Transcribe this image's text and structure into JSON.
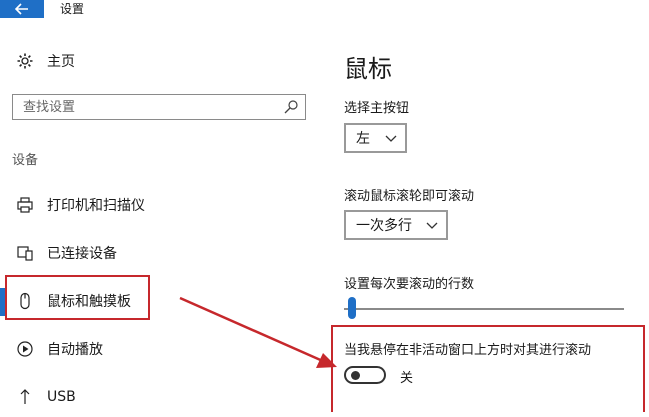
{
  "window": {
    "title": "设置",
    "back_icon": "arrow-left-icon"
  },
  "sidebar": {
    "home_label": "主页",
    "home_icon": "gear-icon",
    "search": {
      "placeholder": "查找设置",
      "icon": "search-icon"
    },
    "section_heading": "设备",
    "items": [
      {
        "label": "打印机和扫描仪",
        "icon": "printer-icon"
      },
      {
        "label": "已连接设备",
        "icon": "devices-icon"
      },
      {
        "label": "鼠标和触摸板",
        "icon": "mouse-icon",
        "selected": true
      },
      {
        "label": "自动播放",
        "icon": "autoplay-icon"
      },
      {
        "label": "USB",
        "icon": "usb-icon"
      }
    ]
  },
  "main": {
    "title": "鼠标",
    "primary_button": {
      "label": "选择主按钮",
      "value": "左"
    },
    "wheel_scroll": {
      "label": "滚动鼠标滚轮即可滚动",
      "value": "一次多行"
    },
    "lines_to_scroll": {
      "label": "设置每次要滚动的行数",
      "value": 0.03
    },
    "inactive_scroll": {
      "label": "当我悬停在非活动窗口上方时对其进行滚动",
      "state_label": "关",
      "on": false
    }
  },
  "annotation": {
    "highlight_color": "#c6282c"
  },
  "colors": {
    "accent": "#1f6fc6"
  }
}
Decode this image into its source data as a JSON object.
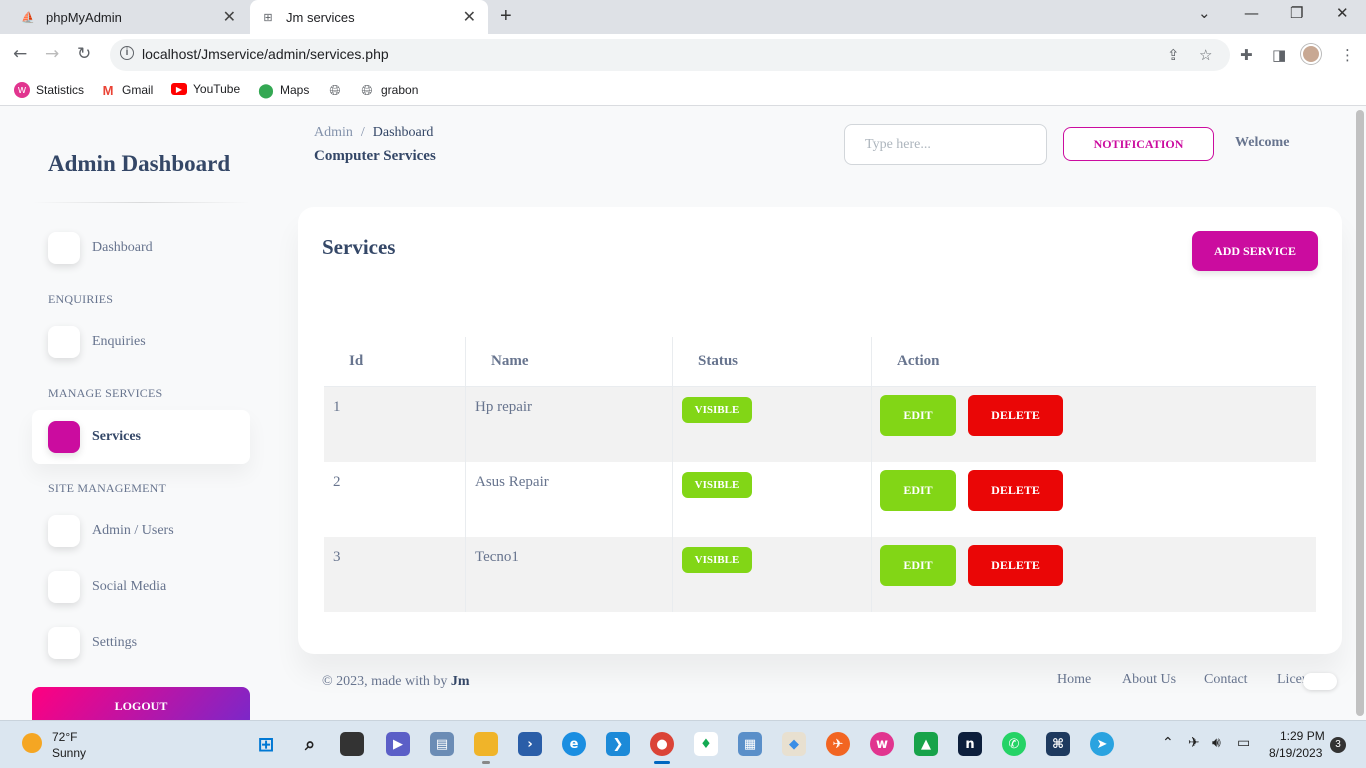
{
  "browser": {
    "tabs": [
      {
        "title": "phpMyAdmin",
        "active": false,
        "icon": "phpmyadmin-icon"
      },
      {
        "title": "Jm services",
        "active": true,
        "icon": "globe-icon"
      }
    ],
    "url": "localhost/Jmservice/admin/services.php",
    "bookmarks": [
      {
        "label": "Statistics",
        "icon": "wamp-icon"
      },
      {
        "label": "Gmail",
        "icon": "gmail-icon"
      },
      {
        "label": "YouTube",
        "icon": "youtube-icon"
      },
      {
        "label": "Maps",
        "icon": "maps-icon"
      },
      {
        "label": "",
        "icon": "globe-icon"
      },
      {
        "label": "grabon",
        "icon": "globe-icon"
      }
    ]
  },
  "sidebar": {
    "title": "Admin Dashboard",
    "items": {
      "dashboard": "Dashboard",
      "enquiries_heading": "ENQUIRIES",
      "enquiries": "Enquiries",
      "manage_heading": "MANAGE SERVICES",
      "services": "Services",
      "site_heading": "SITE MANAGEMENT",
      "admin_users": "Admin / Users",
      "social_media": "Social Media",
      "settings": "Settings"
    },
    "logout": "LOGOUT",
    "active_item": "Services",
    "accent_color": "#cb0c9f"
  },
  "header": {
    "breadcrumb": {
      "root": "Admin",
      "separator": "/",
      "current": "Dashboard"
    },
    "subtitle": "Computer Services",
    "search_placeholder": "Type here...",
    "notification": "NOTIFICATION",
    "welcome": "Welcome"
  },
  "card": {
    "title": "Services",
    "add_button": "ADD SERVICE",
    "table": {
      "headers": {
        "id": "Id",
        "name": "Name",
        "status": "Status",
        "action": "Action"
      },
      "rows": [
        {
          "id": "1",
          "name": "Hp repair",
          "status": "VISIBLE",
          "edit": "EDIT",
          "delete": "DELETE"
        },
        {
          "id": "2",
          "name": "Asus Repair",
          "status": "VISIBLE",
          "edit": "EDIT",
          "delete": "DELETE"
        },
        {
          "id": "3",
          "name": "Tecno1",
          "status": "VISIBLE",
          "edit": "EDIT",
          "delete": "DELETE"
        }
      ]
    },
    "colors": {
      "visible": "#82d616",
      "edit": "#82d616",
      "delete": "#ea0606"
    }
  },
  "footer": {
    "copy_prefix": "© 2023, made with by",
    "author": "Jm",
    "links": {
      "home": "Home",
      "about": "About Us",
      "contact": "Contact",
      "license": "Licer"
    }
  },
  "taskbar": {
    "weather_temp": "72°F",
    "weather_desc": "Sunny",
    "time": "1:29 PM",
    "date": "8/19/2023",
    "notifications": "3"
  }
}
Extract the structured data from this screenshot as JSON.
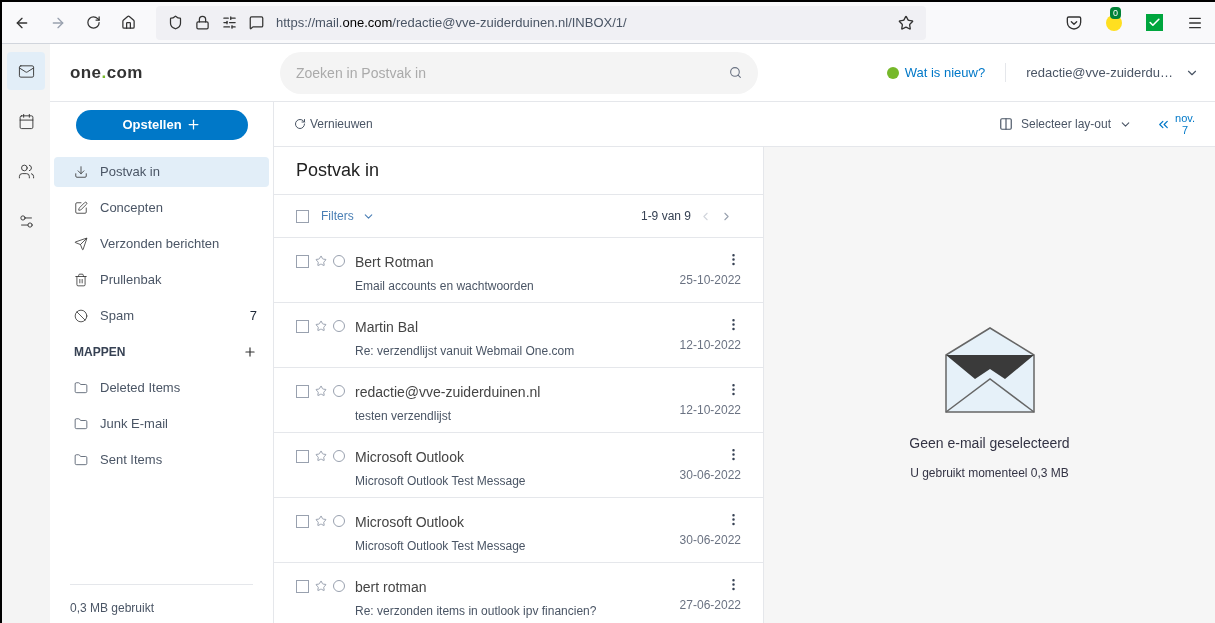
{
  "browser": {
    "url": "https://mail.**one.com**/redactie@vve-zuiderduinen.nl/INBOX/1/",
    "extension_badge": "0"
  },
  "rail": [
    {
      "kind": "mail",
      "selected": true
    },
    {
      "kind": "calendar",
      "selected": false
    },
    {
      "kind": "contacts",
      "selected": false
    },
    {
      "kind": "settings",
      "selected": false
    }
  ],
  "header": {
    "logo": {
      "before": "one",
      "dot": ".",
      "after": "com"
    },
    "search": {
      "placeholder": "Zoeken in Postvak in"
    },
    "whats_new": "Wat is nieuw?",
    "account": "redactie@vve-zuiderdu…"
  },
  "toolbar": {
    "compose": "Opstellen",
    "refresh": "Vernieuwen",
    "layout": "Selecteer lay-out",
    "date_month": "nov.",
    "date_day": "7"
  },
  "folders": [
    {
      "kind": "inbox",
      "label": "Postvak in",
      "selected": true
    },
    {
      "kind": "drafts",
      "label": "Concepten",
      "selected": false
    },
    {
      "kind": "sent",
      "label": "Verzonden berichten",
      "selected": false
    },
    {
      "kind": "trash",
      "label": "Prullenbak",
      "selected": false
    },
    {
      "kind": "spam",
      "label": "Spam",
      "selected": false,
      "count": "7"
    }
  ],
  "mappen": {
    "title": "MAPPEN",
    "items": [
      {
        "label": "Deleted Items",
        "selected": false
      },
      {
        "label": "Junk E-mail",
        "selected": false
      },
      {
        "label": "Sent Items",
        "selected": false
      }
    ]
  },
  "storage": "0,3 MB gebruikt",
  "list": {
    "title": "Postvak in",
    "select_all_checked": false,
    "filters": "Filters",
    "range": "1-9 van 9",
    "messages": [
      {
        "sender": "Bert Rotman",
        "subject": "Email accounts en wachtwoorden",
        "date": "25-10-2022",
        "checked": false,
        "starred": false
      },
      {
        "sender": "Martin Bal",
        "subject": "Re: verzendlijst vanuit Webmail One.com",
        "date": "12-10-2022",
        "checked": false,
        "starred": false
      },
      {
        "sender": "redactie@vve-zuiderduinen.nl",
        "subject": "testen verzendlijst",
        "date": "12-10-2022",
        "checked": false,
        "starred": false
      },
      {
        "sender": "Microsoft Outlook",
        "subject": "Microsoft Outlook Test Message",
        "date": "30-06-2022",
        "checked": false,
        "starred": false
      },
      {
        "sender": "Microsoft Outlook",
        "subject": "Microsoft Outlook Test Message",
        "date": "30-06-2022",
        "checked": false,
        "starred": false
      },
      {
        "sender": "bert rotman",
        "subject": "Re: verzonden items in outlook ipv financien?",
        "date": "27-06-2022",
        "checked": false,
        "starred": false
      }
    ]
  },
  "preview": {
    "title": "Geen e-mail geselecteerd",
    "usage": "U gebruikt momenteel 0,3 MB"
  }
}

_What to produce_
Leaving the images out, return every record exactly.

_Answer to this problem_
Transcribe this image's text and structure into JSON.
{
  "window": {
    "title": "设置",
    "back_icon": "arrow-left-icon"
  },
  "sidebar": {
    "home_label": "主页",
    "home_icon": "gear-icon",
    "search": {
      "placeholder": "查找设置",
      "icon": "search-icon"
    },
    "section_heading": "设备",
    "items": [
      {
        "label": "打印机和扫描仪",
        "icon": "printer-icon"
      },
      {
        "label": "已连接设备",
        "icon": "devices-icon"
      },
      {
        "label": "鼠标和触摸板",
        "icon": "mouse-icon",
        "selected": true
      },
      {
        "label": "自动播放",
        "icon": "autoplay-icon"
      },
      {
        "label": "USB",
        "icon": "usb-icon"
      }
    ]
  },
  "main": {
    "title": "鼠标",
    "primary_button": {
      "label": "选择主按钮",
      "value": "左"
    },
    "wheel_scroll": {
      "label": "滚动鼠标滚轮即可滚动",
      "value": "一次多行"
    },
    "lines_to_scroll": {
      "label": "设置每次要滚动的行数",
      "value": 0.03
    },
    "inactive_scroll": {
      "label": "当我悬停在非活动窗口上方时对其进行滚动",
      "state_label": "关",
      "on": false
    }
  },
  "annotation": {
    "highlight_color": "#c6282c"
  },
  "colors": {
    "accent": "#1f6fc6"
  }
}
Decode this image into its source data as a JSON object.
{
  "browser": {
    "tabs": [
      {
        "title": "phpMyAdmin",
        "active": false,
        "icon": "phpmyadmin-icon"
      },
      {
        "title": "Jm services",
        "active": true,
        "icon": "globe-icon"
      }
    ],
    "url": "localhost/Jmservice/admin/services.php",
    "bookmarks": [
      {
        "label": "Statistics",
        "icon": "wamp-icon"
      },
      {
        "label": "Gmail",
        "icon": "gmail-icon"
      },
      {
        "label": "YouTube",
        "icon": "youtube-icon"
      },
      {
        "label": "Maps",
        "icon": "maps-icon"
      },
      {
        "label": "",
        "icon": "globe-icon"
      },
      {
        "label": "grabon",
        "icon": "globe-icon"
      }
    ]
  },
  "sidebar": {
    "title": "Admin Dashboard",
    "items": {
      "dashboard": "Dashboard",
      "enquiries_heading": "ENQUIRIES",
      "enquiries": "Enquiries",
      "manage_heading": "MANAGE SERVICES",
      "services": "Services",
      "site_heading": "SITE MANAGEMENT",
      "admin_users": "Admin / Users",
      "social_media": "Social Media",
      "settings": "Settings"
    },
    "logout": "LOGOUT",
    "active_item": "Services",
    "accent_color": "#cb0c9f"
  },
  "header": {
    "breadcrumb": {
      "root": "Admin",
      "separator": "/",
      "current": "Dashboard"
    },
    "subtitle": "Computer Services",
    "search_placeholder": "Type here...",
    "notification": "NOTIFICATION",
    "welcome": "Welcome"
  },
  "card": {
    "title": "Services",
    "add_button": "ADD SERVICE",
    "table": {
      "headers": {
        "id": "Id",
        "name": "Name",
        "status": "Status",
        "action": "Action"
      },
      "rows": [
        {
          "id": "1",
          "name": "Hp repair",
          "status": "VISIBLE",
          "edit": "EDIT",
          "delete": "DELETE"
        },
        {
          "id": "2",
          "name": "Asus Repair",
          "status": "VISIBLE",
          "edit": "EDIT",
          "delete": "DELETE"
        },
        {
          "id": "3",
          "name": "Tecno1",
          "status": "VISIBLE",
          "edit": "EDIT",
          "delete": "DELETE"
        }
      ]
    },
    "colors": {
      "visible": "#82d616",
      "edit": "#82d616",
      "delete": "#ea0606"
    }
  },
  "footer": {
    "copy_prefix": "© 2023, made with by",
    "author": "Jm",
    "links": {
      "home": "Home",
      "about": "About Us",
      "contact": "Contact",
      "license": "Licer"
    }
  },
  "taskbar": {
    "weather_temp": "72°F",
    "weather_desc": "Sunny",
    "time": "1:29 PM",
    "date": "8/19/2023",
    "notifications": "3"
  }
}
Extract the structured data from this screenshot as JSON.
{
  "browser": {
    "url": "https://mail.**one.com**/redactie@vve-zuiderduinen.nl/INBOX/1/",
    "extension_badge": "0"
  },
  "rail": [
    {
      "kind": "mail",
      "selected": true
    },
    {
      "kind": "calendar",
      "selected": false
    },
    {
      "kind": "contacts",
      "selected": false
    },
    {
      "kind": "settings",
      "selected": false
    }
  ],
  "header": {
    "logo": {
      "before": "one",
      "dot": ".",
      "after": "com"
    },
    "search": {
      "placeholder": "Zoeken in Postvak in"
    },
    "whats_new": "Wat is nieuw?",
    "account": "redactie@vve-zuiderdu…"
  },
  "toolbar": {
    "compose": "Opstellen",
    "refresh": "Vernieuwen",
    "layout": "Selecteer lay-out",
    "date_month": "nov.",
    "date_day": "7"
  },
  "folders": [
    {
      "kind": "inbox",
      "label": "Postvak in",
      "selected": true
    },
    {
      "kind": "drafts",
      "label": "Concepten",
      "selected": false
    },
    {
      "kind": "sent",
      "label": "Verzonden berichten",
      "selected": false
    },
    {
      "kind": "trash",
      "label": "Prullenbak",
      "selected": false
    },
    {
      "kind": "spam",
      "label": "Spam",
      "selected": false,
      "count": "7"
    }
  ],
  "mappen": {
    "title": "MAPPEN",
    "items": [
      {
        "label": "Deleted Items",
        "selected": false
      },
      {
        "label": "Junk E-mail",
        "selected": false
      },
      {
        "label": "Sent Items",
        "selected": false
      }
    ]
  },
  "storage": "0,3 MB gebruikt",
  "list": {
    "title": "Postvak in",
    "select_all_checked": false,
    "filters": "Filters",
    "range": "1-9 van 9",
    "messages": [
      {
        "sender": "Bert Rotman",
        "subject": "Email accounts en wachtwoorden",
        "date": "25-10-2022",
        "checked": false,
        "starred": false
      },
      {
        "sender": "Martin Bal",
        "subject": "Re: verzendlijst vanuit Webmail One.com",
        "date": "12-10-2022",
        "checked": false,
        "starred": false
      },
      {
        "sender": "redactie@vve-zuiderduinen.nl",
        "subject": "testen verzendlijst",
        "date": "12-10-2022",
        "checked": false,
        "starred": false
      },
      {
        "sender": "Microsoft Outlook",
        "subject": "Microsoft Outlook Test Message",
        "date": "30-06-2022",
        "checked": false,
        "starred": false
      },
      {
        "sender": "Microsoft Outlook",
        "subject": "Microsoft Outlook Test Message",
        "date": "30-06-2022",
        "checked": false,
        "starred": false
      },
      {
        "sender": "bert rotman",
        "subject": "Re: verzonden items in outlook ipv financien?",
        "date": "27-06-2022",
        "checked": false,
        "starred": false
      }
    ]
  },
  "preview": {
    "title": "Geen e-mail geselecteerd",
    "usage": "U gebruikt momenteel 0,3 MB"
  }
}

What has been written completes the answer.